» Work order
Below are the records; restate all of them exactly.
• • •
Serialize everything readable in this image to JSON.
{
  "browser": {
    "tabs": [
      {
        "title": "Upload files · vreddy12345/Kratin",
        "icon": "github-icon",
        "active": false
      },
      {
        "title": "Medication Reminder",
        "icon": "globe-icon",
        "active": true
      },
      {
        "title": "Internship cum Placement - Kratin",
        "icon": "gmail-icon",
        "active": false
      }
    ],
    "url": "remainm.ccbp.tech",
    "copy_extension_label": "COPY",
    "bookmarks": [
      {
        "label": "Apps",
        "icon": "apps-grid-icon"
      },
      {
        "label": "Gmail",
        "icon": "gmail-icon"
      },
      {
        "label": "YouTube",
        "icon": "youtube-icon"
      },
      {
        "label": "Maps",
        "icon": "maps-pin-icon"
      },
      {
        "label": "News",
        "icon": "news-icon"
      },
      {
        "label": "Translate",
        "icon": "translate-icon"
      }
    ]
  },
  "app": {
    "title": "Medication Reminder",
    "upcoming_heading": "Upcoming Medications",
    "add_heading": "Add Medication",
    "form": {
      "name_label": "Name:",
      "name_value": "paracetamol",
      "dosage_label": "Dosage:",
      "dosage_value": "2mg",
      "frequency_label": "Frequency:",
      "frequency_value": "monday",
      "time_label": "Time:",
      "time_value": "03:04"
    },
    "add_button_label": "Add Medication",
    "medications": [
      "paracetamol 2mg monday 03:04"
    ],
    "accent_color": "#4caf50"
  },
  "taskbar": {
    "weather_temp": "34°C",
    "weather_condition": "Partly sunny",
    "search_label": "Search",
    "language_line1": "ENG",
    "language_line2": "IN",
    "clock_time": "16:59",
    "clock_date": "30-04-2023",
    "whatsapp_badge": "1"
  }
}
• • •
» Solved problem
Serialize everything readable in this image to JSON.
{
  "browser": {
    "tabs": [
      {
        "title": "Upload files · vreddy12345/Kratin",
        "icon": "github-icon",
        "active": false
      },
      {
        "title": "Medication Reminder",
        "icon": "globe-icon",
        "active": true
      },
      {
        "title": "Internship cum Placement - Kratin",
        "icon": "gmail-icon",
        "active": false
      }
    ],
    "url": "remainm.ccbp.tech",
    "copy_extension_label": "COPY",
    "bookmarks": [
      {
        "label": "Apps",
        "icon": "apps-grid-icon"
      },
      {
        "label": "Gmail",
        "icon": "gmail-icon"
      },
      {
        "label": "YouTube",
        "icon": "youtube-icon"
      },
      {
        "label": "Maps",
        "icon": "maps-pin-icon"
      },
      {
        "label": "News",
        "icon": "news-icon"
      },
      {
        "label": "Translate",
        "icon": "translate-icon"
      }
    ]
  },
  "app": {
    "title": "Medication Reminder",
    "upcoming_heading": "Upcoming Medications",
    "add_heading": "Add Medication",
    "form": {
      "name_label": "Name:",
      "name_value": "paracetamol",
      "dosage_label": "Dosage:",
      "dosage_value": "2mg",
      "frequency_label": "Frequency:",
      "frequency_value": "monday",
      "time_label": "Time:",
      "time_value": "03:04"
    },
    "add_button_label": "Add Medication",
    "medications": [
      "paracetamol 2mg monday 03:04"
    ],
    "accent_color": "#4caf50"
  },
  "taskbar": {
    "weather_temp": "34°C",
    "weather_condition": "Partly sunny",
    "search_label": "Search",
    "language_line1": "ENG",
    "language_line2": "IN",
    "clock_time": "16:59",
    "clock_date": "30-04-2023",
    "whatsapp_badge": "1"
  }
}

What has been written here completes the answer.